Task to complete
Read the lines below. Copy out any that hold the string "this".

Data supplied
BEGIN

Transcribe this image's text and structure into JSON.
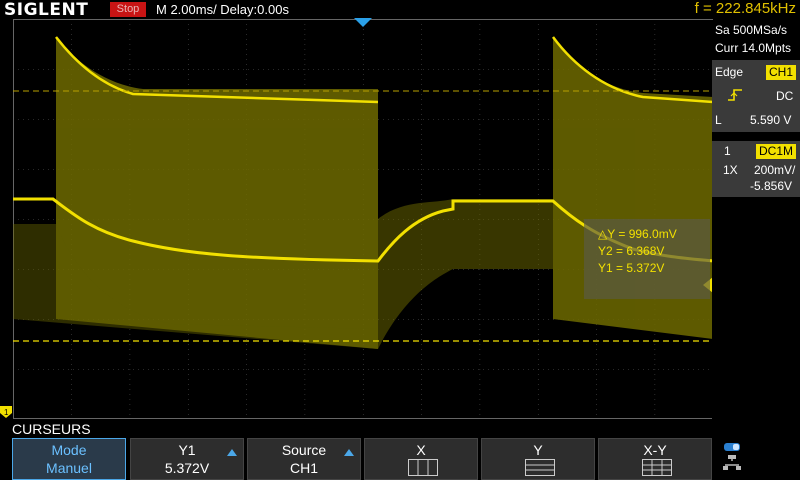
{
  "header": {
    "brand": "SIGLENT",
    "run_state": "Stop",
    "timebase": "M 2.00ms/ Delay:0.00s",
    "frequency": "f = 222.845kHz"
  },
  "acquisition": {
    "sample_rate": "Sa 500MSa/s",
    "memory": "Curr 14.0Mpts"
  },
  "trigger": {
    "type": "Edge",
    "source": "CH1",
    "coupling": "DC",
    "level_label": "L",
    "level": "5.590 V"
  },
  "channel": {
    "number": "1",
    "coupling_badge": "DC1M",
    "probe": "1X",
    "scale": "200mV/",
    "offset": "-5.856V"
  },
  "cursors": {
    "delta_y": "△Y = 996.0mV",
    "y2": "Y2 = 6.368V",
    "y1": "Y1 = 5.372V"
  },
  "menu": {
    "title": "CURSEURS",
    "softkeys": [
      {
        "line1": "Mode",
        "line2": "Manuel"
      },
      {
        "line1": "Y1",
        "line2": "5.372V"
      },
      {
        "line1": "Source",
        "line2": "CH1"
      },
      {
        "line1": "X",
        "line2": ""
      },
      {
        "line1": "Y",
        "line2": ""
      },
      {
        "line1": "X-Y",
        "line2": ""
      }
    ]
  },
  "colors": {
    "trace": "#f2e000",
    "accent": "#4ba7e8",
    "stop": "#c81414"
  },
  "icons": {
    "trigger_edge": "rising-edge-icon",
    "trigger_marker": "trigger-position-icon",
    "level_marker": "trigger-level-icon",
    "ground_marker": "channel1-ground-icon",
    "network": "network-icon"
  }
}
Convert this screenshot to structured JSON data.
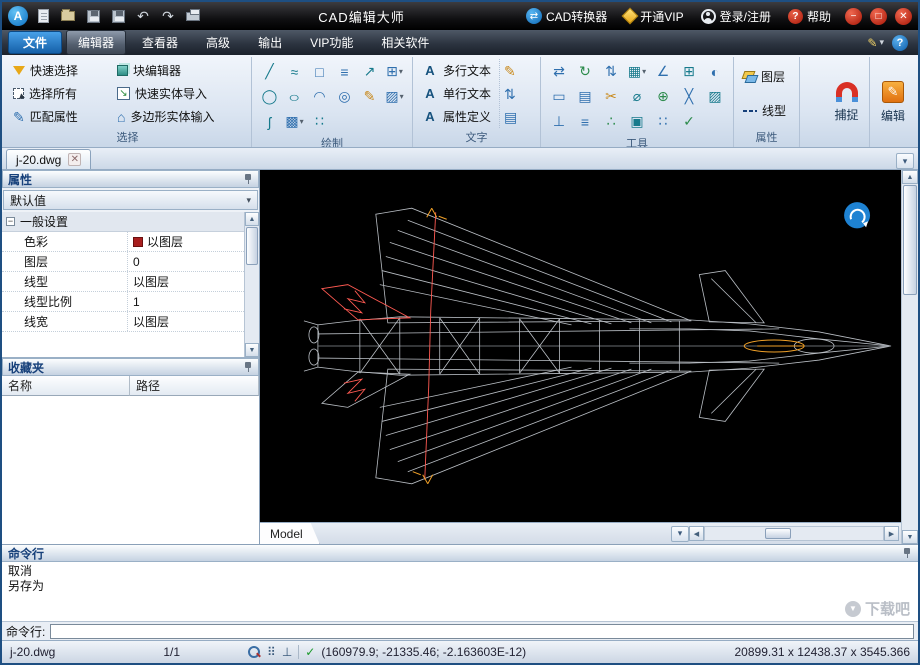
{
  "icons": {
    "logo": "A",
    "undo": "↶",
    "redo": "↷",
    "swap": "⇄",
    "qmark": "?",
    "minimize": "−",
    "maximize": "□",
    "close": "✕",
    "dropdown": "▾",
    "pencil": "✎",
    "check": "✓",
    "up": "▲",
    "down": "▼",
    "left": "◀",
    "right": "▶",
    "expand_minus": "−",
    "ortho": "⊥",
    "dots": "⠿",
    "line": "╱",
    "wave": "≈",
    "square": "□",
    "mline": "≡",
    "ray": "↗",
    "grid": "⊞",
    "circle": "◯",
    "ellipse": "○",
    "arc": "◠",
    "donut": "◎",
    "hatch": "▨",
    "spline": "ʃ",
    "gradient": "▩",
    "points": "∷",
    "textA": "A",
    "move": "⇄",
    "rotate": "↻",
    "stretch": "⇅",
    "array": "▦",
    "angle": "∠",
    "rect": "▭",
    "align": "▤",
    "trim": "✂",
    "diameter": "⌀",
    "join": "⊕",
    "erase": "╳",
    "mirror": "◐",
    "marks": "∴",
    "box": "▣",
    "house": "⌂",
    "se": "↘"
  },
  "titlebar": {
    "title": "CAD编辑大师",
    "converter": "CAD转换器",
    "vip": "开通VIP",
    "login": "登录/注册",
    "help": "帮助"
  },
  "menubar": {
    "file": "文件",
    "tabs": [
      "编辑器",
      "查看器",
      "高级",
      "输出",
      "VIP功能",
      "相关软件"
    ]
  },
  "ribbon": {
    "select_group": {
      "quick_select": "快速选择",
      "select_all": "选择所有",
      "match_props": "匹配属性",
      "block_editor": "块编辑器",
      "quick_import": "快速实体导入",
      "polygon_import": "多边形实体输入",
      "label": "选择"
    },
    "draw_label": "绘制",
    "text_group": {
      "multiline": "多行文本",
      "singleline": "单行文本",
      "attrdef": "属性定义",
      "label": "文字"
    },
    "tools_label": "工具",
    "props_group": {
      "layer": "图层",
      "linetype": "线型",
      "label": "属性"
    },
    "snap": "捕捉",
    "edit": "编辑"
  },
  "tabbar": {
    "doc_tab": "j-20.dwg"
  },
  "panel": {
    "properties_title": "属性",
    "preset": "默认值",
    "group_row": "一般设置",
    "rows": [
      {
        "label": "色彩",
        "value": "以图层"
      },
      {
        "label": "图层",
        "value": "0"
      },
      {
        "label": "线型",
        "value": "以图层"
      },
      {
        "label": "线型比例",
        "value": "1"
      },
      {
        "label": "线宽",
        "value": "以图层"
      }
    ],
    "favorites_title": "收藏夹",
    "col_name": "名称",
    "col_path": "路径"
  },
  "canvas": {
    "model_tab": "Model"
  },
  "cmd": {
    "title": "命令行",
    "history": [
      "取消",
      "另存为"
    ],
    "prompt": "命令行:",
    "watermark": "下载吧"
  },
  "statusbar": {
    "doc": "j-20.dwg",
    "page": "1/1",
    "coords": "(160979.9; -21335.46; -2.163603E-12)",
    "extent": "20899.31 x 12438.37 x 3545.366"
  }
}
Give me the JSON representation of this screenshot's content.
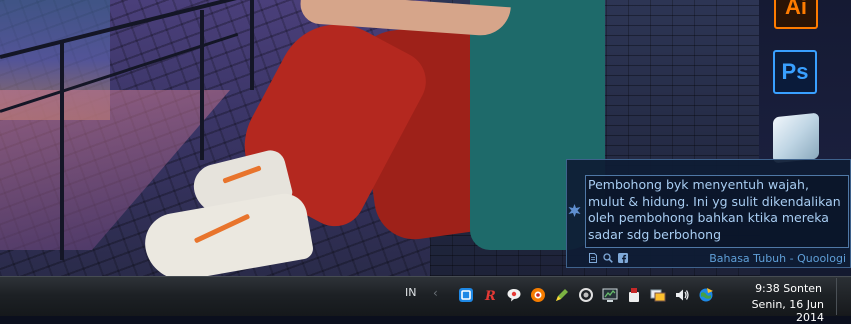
{
  "desktop": {
    "dock_apps": [
      {
        "icon": "illustrator-icon",
        "label": "Ai",
        "color": "#ff7c00"
      },
      {
        "icon": "photoshop-icon",
        "label": "Ps",
        "color": "#39a0ff"
      },
      {
        "icon": "cube-app-icon"
      }
    ]
  },
  "quote_widget": {
    "text": "Pembohong byk menyentuh wajah, mulut & hidung. Ini yg sulit dikendalikan oleh pembohong bahkan ktika mereka sadar sdg berbohong",
    "source": "Bahasa Tubuh - Quoologi",
    "text_color": "#a8cdf2",
    "source_color": "#5f9fd8",
    "tools": [
      "document-icon",
      "search-icon",
      "facebook-icon"
    ]
  },
  "taskbar": {
    "language": "IN",
    "tray_icons": [
      "maxthon-icon",
      "rss-icon",
      "chat-bubble-icon",
      "orange-app-icon",
      "pencil-check-icon",
      "sync-icon",
      "monitor-icon",
      "usb-icon",
      "network-icon",
      "volume-icon",
      "globe-icon"
    ],
    "clock": {
      "time": "9:38 Sonten",
      "date": "Senin, 16 Jun 2014"
    }
  }
}
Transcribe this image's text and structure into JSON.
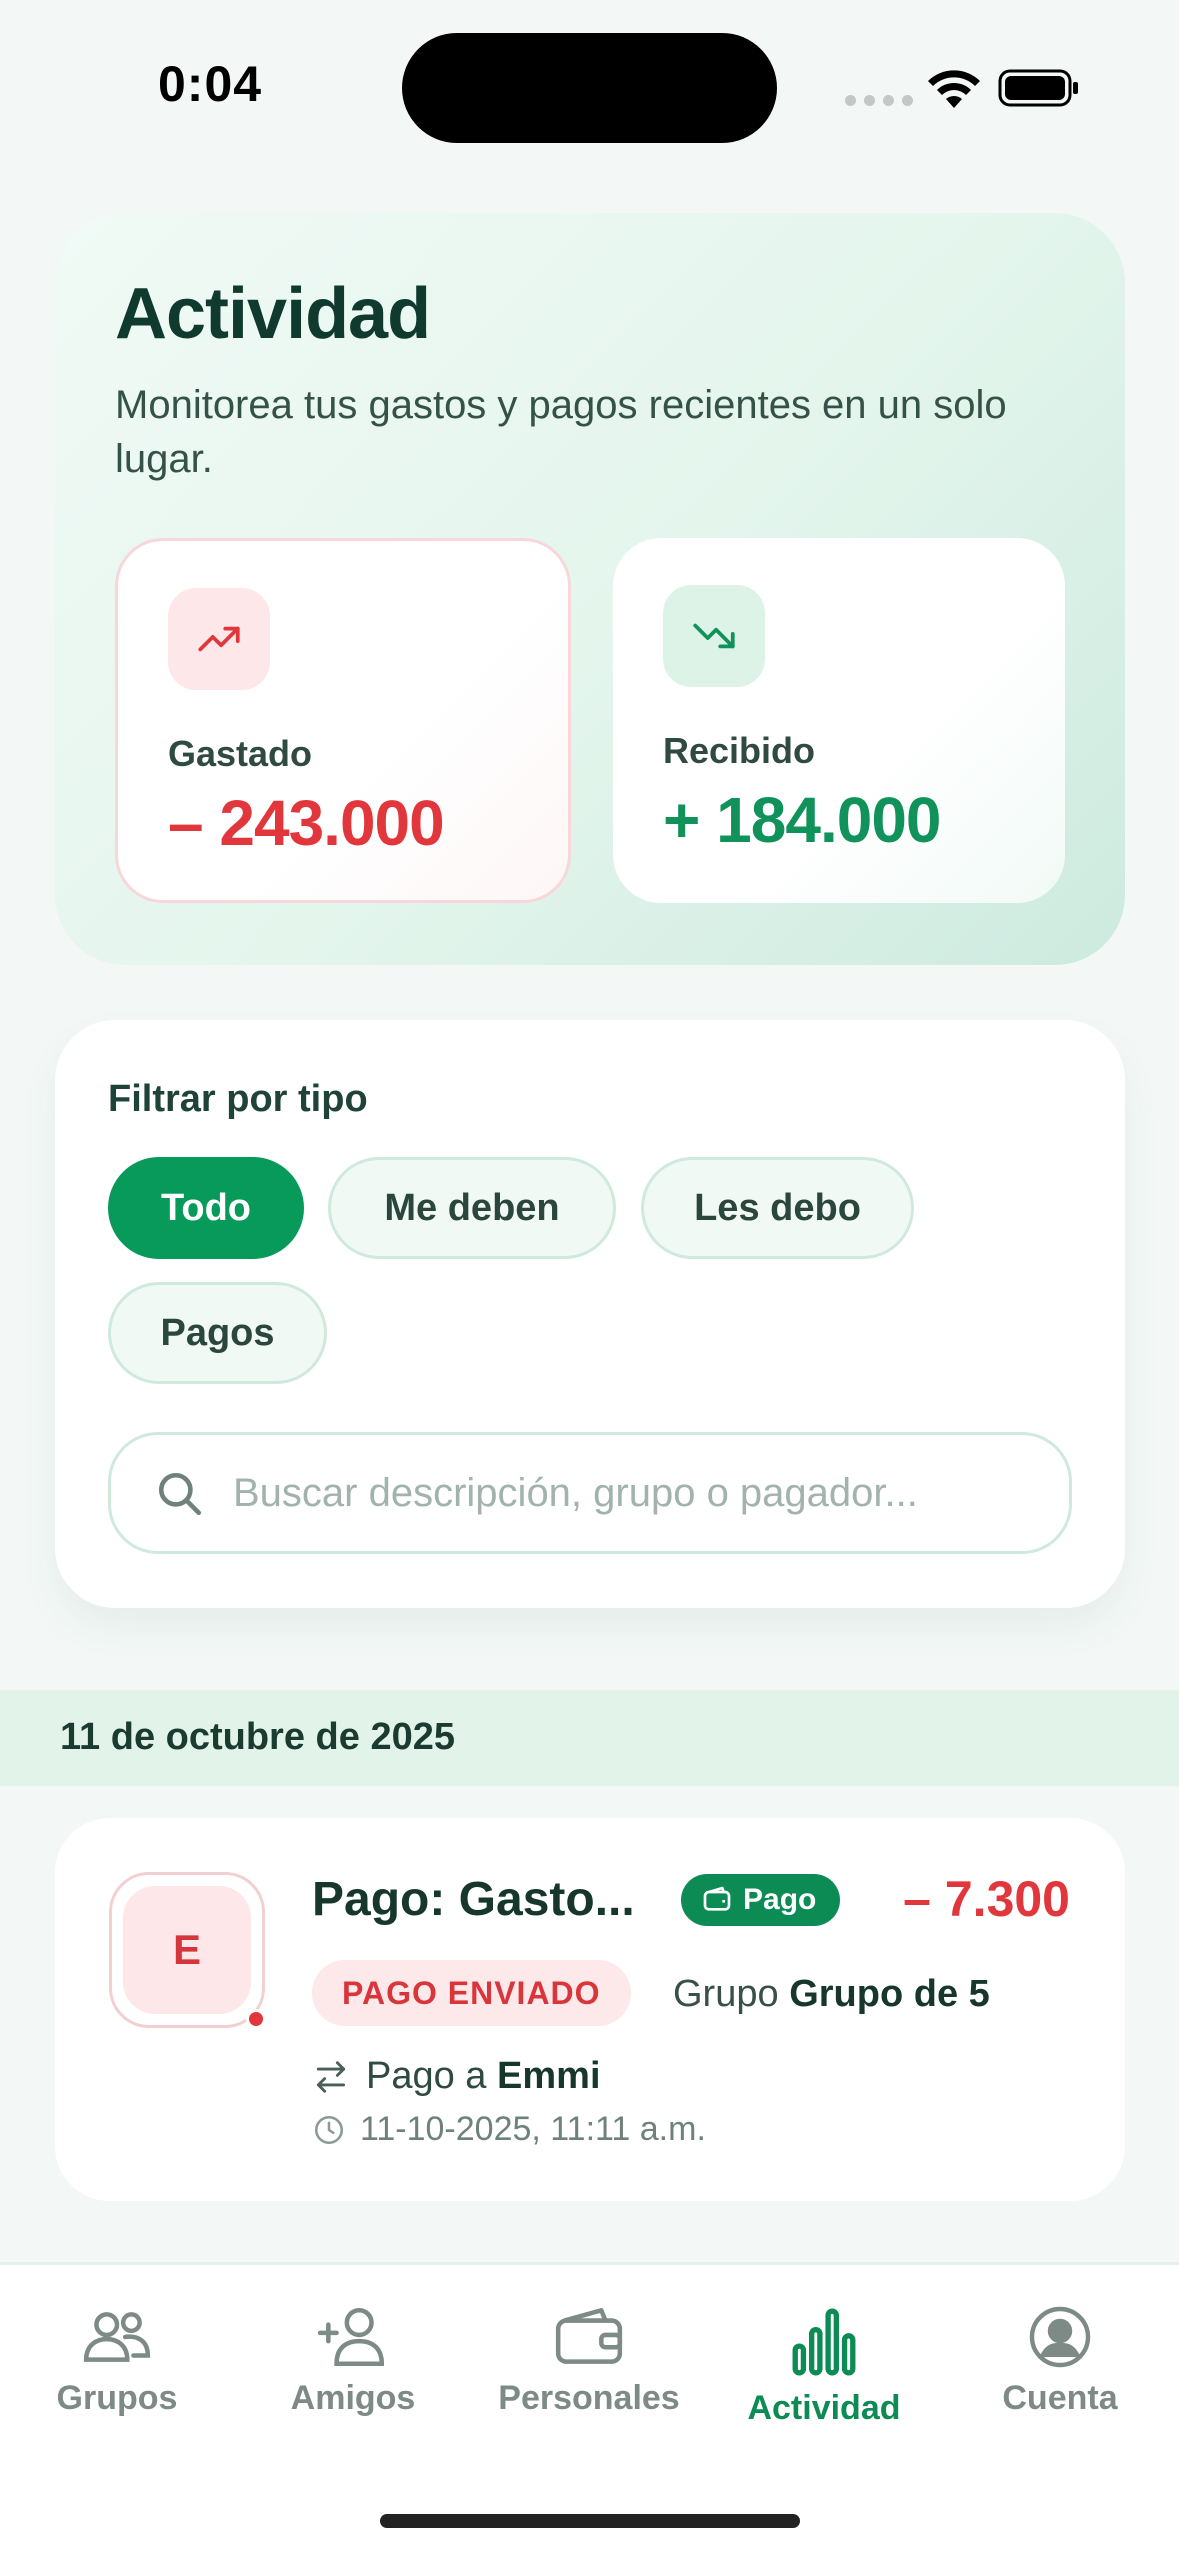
{
  "status_bar": {
    "time": "0:04"
  },
  "hero": {
    "title": "Actividad",
    "subtitle": "Monitorea tus gastos y pagos recientes en un solo lugar.",
    "spent": {
      "label": "Gastado",
      "value": "– 243.000",
      "icon": "trending-up-icon"
    },
    "received": {
      "label": "Recibido",
      "value": "+ 184.000",
      "icon": "trending-down-icon"
    }
  },
  "filter": {
    "label": "Filtrar por tipo",
    "chips": [
      "Todo",
      "Me deben",
      "Les debo",
      "Pagos"
    ],
    "selected": "Todo",
    "search_placeholder": "Buscar descripción, grupo o pagador...",
    "search_value": ""
  },
  "activity": {
    "date_header": "11 de octubre de 2025",
    "items": [
      {
        "avatar_letter": "E",
        "title": "Pago: Gasto...",
        "type_badge": "Pago",
        "amount": "– 7.300",
        "status": "PAGO ENVIADO",
        "group_prefix": "Grupo",
        "group_name": "Grupo de 5",
        "payee_prefix": "Pago a",
        "payee_name": "Emmi",
        "timestamp": "11-10-2025, 11:11 a.m."
      }
    ]
  },
  "tab_bar": {
    "tabs": [
      {
        "label": "Grupos",
        "icon": "users-icon"
      },
      {
        "label": "Amigos",
        "icon": "add-user-icon"
      },
      {
        "label": "Personales",
        "icon": "wallet-icon"
      },
      {
        "label": "Actividad",
        "icon": "bar-chart-icon"
      },
      {
        "label": "Cuenta",
        "icon": "account-icon"
      }
    ],
    "active": "Actividad"
  },
  "colors": {
    "accent": "#079a5a",
    "spent": "#e0363c",
    "received": "#11925a",
    "background": "#f3f8f6"
  }
}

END

Output of the task
Transcribe this image's text and structure into JSON.
Convert this screenshot to structured JSON data.
Give me the JSON representation of this screenshot's content.
Transcribe this image's text and structure into JSON.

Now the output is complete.